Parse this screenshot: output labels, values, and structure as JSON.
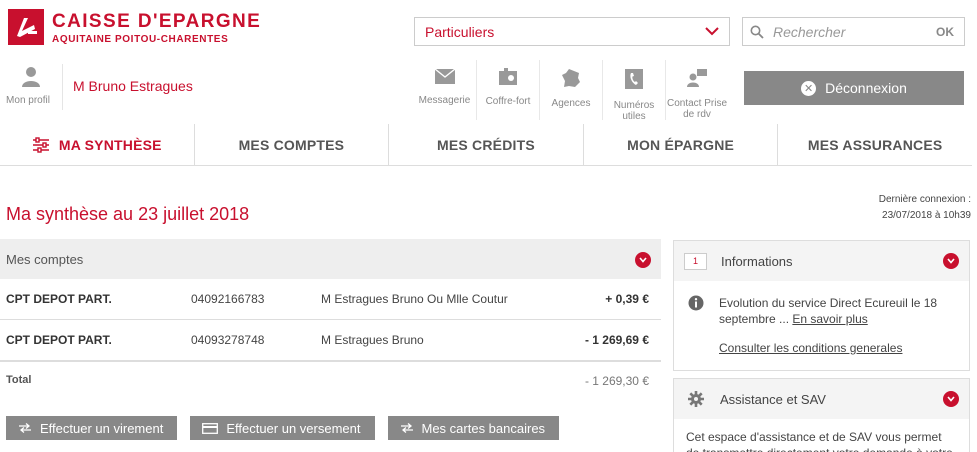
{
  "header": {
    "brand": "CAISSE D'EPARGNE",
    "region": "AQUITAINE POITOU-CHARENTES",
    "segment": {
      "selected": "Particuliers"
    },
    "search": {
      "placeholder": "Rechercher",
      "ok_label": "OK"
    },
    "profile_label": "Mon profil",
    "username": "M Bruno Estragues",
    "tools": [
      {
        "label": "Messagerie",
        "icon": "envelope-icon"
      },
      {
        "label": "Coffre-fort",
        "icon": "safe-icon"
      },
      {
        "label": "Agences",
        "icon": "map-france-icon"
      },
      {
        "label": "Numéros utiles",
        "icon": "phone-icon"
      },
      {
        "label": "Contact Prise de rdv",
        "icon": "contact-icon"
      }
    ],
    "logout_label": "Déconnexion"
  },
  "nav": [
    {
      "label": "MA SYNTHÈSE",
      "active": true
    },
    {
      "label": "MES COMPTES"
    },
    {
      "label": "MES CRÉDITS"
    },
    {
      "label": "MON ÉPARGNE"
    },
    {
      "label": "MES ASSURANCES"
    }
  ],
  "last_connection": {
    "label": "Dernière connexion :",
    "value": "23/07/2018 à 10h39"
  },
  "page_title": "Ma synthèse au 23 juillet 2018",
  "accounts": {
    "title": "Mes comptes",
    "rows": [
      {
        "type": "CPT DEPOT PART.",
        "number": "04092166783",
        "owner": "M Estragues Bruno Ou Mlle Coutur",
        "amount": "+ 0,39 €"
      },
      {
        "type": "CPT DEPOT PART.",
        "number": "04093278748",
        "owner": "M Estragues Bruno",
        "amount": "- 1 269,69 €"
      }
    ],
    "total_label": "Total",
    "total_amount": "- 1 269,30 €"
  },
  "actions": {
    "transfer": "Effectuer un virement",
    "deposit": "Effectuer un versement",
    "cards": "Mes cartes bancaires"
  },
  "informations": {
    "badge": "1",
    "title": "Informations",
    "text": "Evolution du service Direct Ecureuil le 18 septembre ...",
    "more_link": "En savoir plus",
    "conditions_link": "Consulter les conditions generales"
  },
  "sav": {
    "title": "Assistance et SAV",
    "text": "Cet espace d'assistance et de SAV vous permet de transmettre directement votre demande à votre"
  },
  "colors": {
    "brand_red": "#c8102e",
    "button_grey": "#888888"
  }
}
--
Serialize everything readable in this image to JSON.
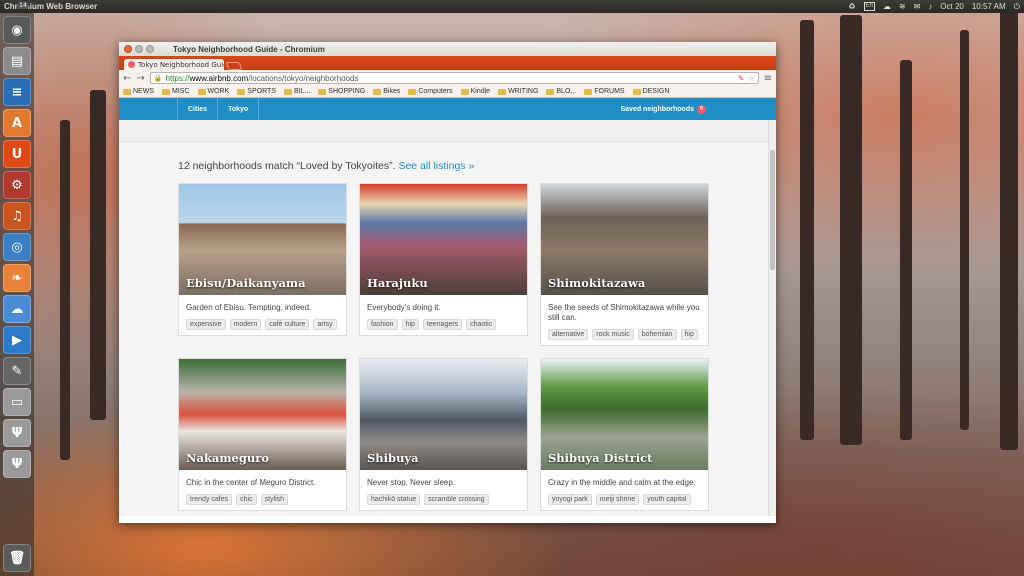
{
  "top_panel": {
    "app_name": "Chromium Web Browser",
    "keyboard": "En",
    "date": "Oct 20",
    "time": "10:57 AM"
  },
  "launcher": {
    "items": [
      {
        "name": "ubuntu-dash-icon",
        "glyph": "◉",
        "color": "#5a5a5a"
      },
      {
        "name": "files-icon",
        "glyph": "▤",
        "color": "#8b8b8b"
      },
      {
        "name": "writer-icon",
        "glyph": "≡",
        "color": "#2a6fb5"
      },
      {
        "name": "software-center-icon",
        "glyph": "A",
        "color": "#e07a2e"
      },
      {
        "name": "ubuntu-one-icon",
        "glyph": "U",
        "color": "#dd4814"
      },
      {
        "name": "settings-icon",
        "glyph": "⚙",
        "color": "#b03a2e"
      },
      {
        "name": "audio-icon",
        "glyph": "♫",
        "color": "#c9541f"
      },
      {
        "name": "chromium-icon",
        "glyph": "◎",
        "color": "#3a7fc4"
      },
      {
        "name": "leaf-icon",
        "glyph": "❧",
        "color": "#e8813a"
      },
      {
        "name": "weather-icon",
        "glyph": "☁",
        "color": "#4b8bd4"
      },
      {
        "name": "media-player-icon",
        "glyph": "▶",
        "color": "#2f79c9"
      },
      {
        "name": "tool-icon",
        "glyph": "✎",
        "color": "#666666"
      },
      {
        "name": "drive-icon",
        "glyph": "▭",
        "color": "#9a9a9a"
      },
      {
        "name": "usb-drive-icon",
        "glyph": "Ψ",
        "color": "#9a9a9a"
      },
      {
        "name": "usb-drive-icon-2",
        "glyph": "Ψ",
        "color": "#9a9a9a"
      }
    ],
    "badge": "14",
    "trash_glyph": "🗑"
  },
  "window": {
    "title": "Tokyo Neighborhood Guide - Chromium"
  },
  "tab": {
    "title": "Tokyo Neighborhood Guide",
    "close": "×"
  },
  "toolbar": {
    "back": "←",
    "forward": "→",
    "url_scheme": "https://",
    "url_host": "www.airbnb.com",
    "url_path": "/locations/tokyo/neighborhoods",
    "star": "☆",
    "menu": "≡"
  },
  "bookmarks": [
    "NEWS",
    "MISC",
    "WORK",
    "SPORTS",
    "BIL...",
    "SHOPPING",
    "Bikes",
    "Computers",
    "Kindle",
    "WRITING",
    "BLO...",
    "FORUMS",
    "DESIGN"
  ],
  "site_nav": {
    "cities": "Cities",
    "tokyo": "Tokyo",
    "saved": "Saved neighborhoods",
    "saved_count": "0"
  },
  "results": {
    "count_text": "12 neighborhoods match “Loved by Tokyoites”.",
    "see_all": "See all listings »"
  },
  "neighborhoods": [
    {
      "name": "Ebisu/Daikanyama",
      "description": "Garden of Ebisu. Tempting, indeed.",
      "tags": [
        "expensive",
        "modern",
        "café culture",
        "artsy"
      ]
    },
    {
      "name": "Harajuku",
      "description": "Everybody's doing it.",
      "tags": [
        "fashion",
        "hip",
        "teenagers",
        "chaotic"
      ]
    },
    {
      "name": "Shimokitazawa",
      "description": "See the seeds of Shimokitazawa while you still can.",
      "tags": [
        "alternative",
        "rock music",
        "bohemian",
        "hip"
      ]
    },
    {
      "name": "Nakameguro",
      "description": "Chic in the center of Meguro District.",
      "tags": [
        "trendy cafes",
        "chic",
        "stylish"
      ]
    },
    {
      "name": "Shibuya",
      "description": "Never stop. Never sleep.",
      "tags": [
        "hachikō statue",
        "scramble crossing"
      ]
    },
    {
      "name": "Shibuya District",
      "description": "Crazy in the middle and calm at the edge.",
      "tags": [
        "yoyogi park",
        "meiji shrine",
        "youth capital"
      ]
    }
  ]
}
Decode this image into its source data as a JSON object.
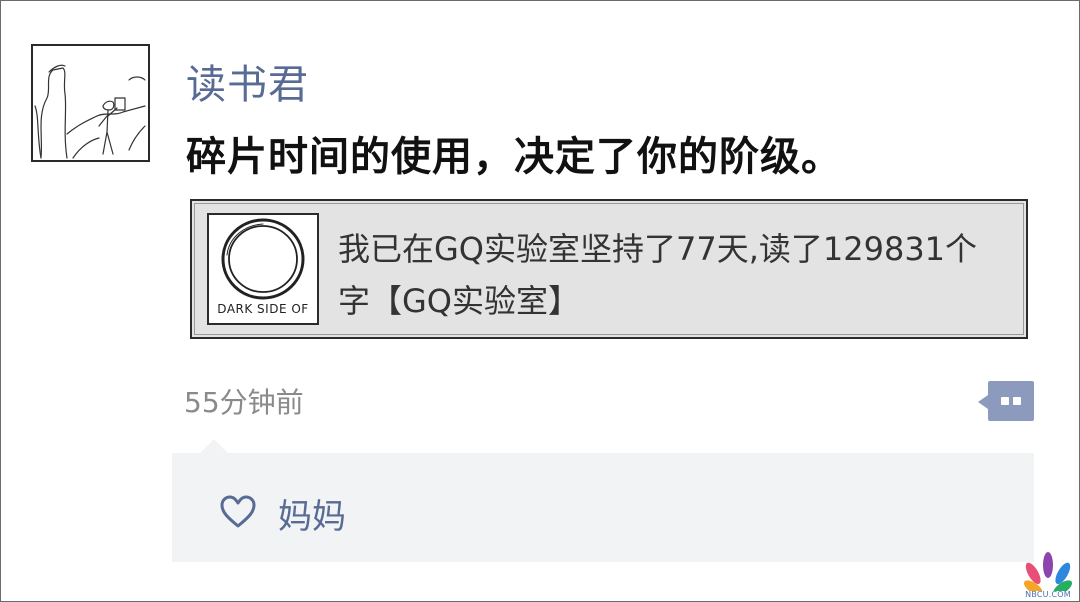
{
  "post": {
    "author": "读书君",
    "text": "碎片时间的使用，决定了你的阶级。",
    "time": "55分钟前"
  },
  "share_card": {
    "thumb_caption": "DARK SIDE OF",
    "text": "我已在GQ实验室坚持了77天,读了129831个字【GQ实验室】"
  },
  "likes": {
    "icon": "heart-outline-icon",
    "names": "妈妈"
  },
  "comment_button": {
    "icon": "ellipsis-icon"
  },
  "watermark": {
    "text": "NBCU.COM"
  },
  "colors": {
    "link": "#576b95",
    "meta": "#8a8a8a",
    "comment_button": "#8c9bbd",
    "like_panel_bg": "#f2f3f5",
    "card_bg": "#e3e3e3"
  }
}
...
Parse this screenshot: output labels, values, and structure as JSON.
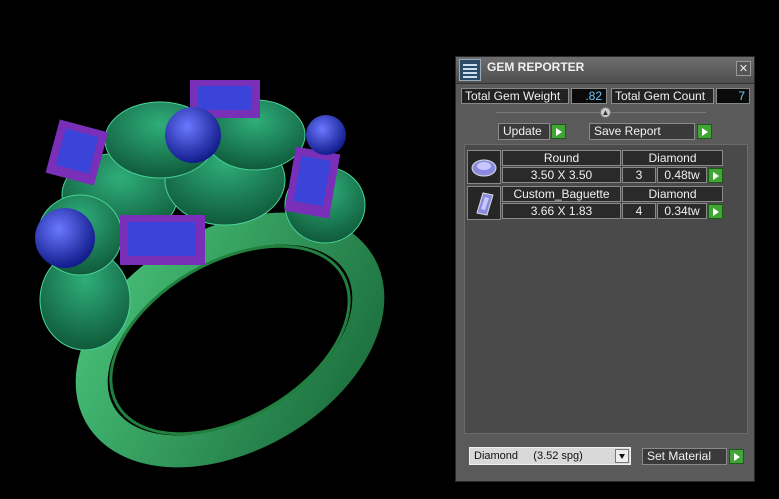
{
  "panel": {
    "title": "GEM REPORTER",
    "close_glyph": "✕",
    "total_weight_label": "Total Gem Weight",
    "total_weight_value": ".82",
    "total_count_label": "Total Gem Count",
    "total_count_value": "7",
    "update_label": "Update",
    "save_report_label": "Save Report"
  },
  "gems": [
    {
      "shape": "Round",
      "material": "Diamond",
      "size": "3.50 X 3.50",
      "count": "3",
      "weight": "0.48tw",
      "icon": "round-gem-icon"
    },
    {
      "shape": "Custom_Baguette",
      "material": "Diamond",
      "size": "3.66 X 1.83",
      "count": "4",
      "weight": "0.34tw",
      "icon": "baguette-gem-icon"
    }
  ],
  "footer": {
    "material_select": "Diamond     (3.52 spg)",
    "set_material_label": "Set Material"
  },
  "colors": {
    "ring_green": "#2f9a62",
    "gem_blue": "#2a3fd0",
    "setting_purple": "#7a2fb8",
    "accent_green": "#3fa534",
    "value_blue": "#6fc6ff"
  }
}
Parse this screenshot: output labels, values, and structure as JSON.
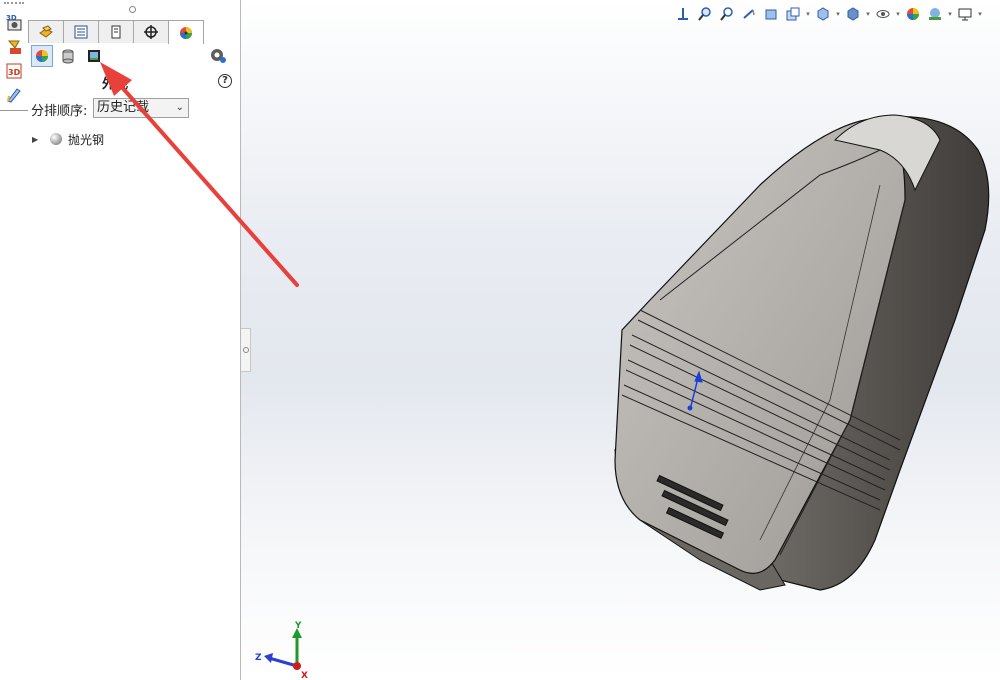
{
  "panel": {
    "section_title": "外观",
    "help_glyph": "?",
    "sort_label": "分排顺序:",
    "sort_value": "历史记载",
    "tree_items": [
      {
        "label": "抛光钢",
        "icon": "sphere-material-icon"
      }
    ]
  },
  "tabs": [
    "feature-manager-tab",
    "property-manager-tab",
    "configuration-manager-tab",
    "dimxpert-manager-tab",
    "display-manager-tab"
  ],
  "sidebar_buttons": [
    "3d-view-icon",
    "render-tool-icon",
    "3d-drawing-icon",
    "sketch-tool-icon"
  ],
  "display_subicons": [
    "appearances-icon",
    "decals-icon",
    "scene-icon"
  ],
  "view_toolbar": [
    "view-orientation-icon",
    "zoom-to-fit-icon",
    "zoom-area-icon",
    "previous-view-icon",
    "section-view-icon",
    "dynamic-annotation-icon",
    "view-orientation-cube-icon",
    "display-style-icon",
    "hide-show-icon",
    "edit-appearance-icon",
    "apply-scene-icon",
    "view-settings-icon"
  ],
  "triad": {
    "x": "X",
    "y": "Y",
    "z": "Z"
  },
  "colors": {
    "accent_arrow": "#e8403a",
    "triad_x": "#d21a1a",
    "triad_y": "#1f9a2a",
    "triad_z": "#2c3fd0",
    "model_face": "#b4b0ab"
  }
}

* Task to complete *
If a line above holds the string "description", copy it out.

* Response *
      "description": "Garden of Ebisu. Tempting, indeed.",
      "description": "Everybody's doing it.",
      "description": "See the seeds of Shimokitazawa while you still can.",
      "description": "Chic in the center of Meguro District.",
      "description": "Never stop. Never sleep.",
      "description": "Crazy in the middle and calm at the edge.",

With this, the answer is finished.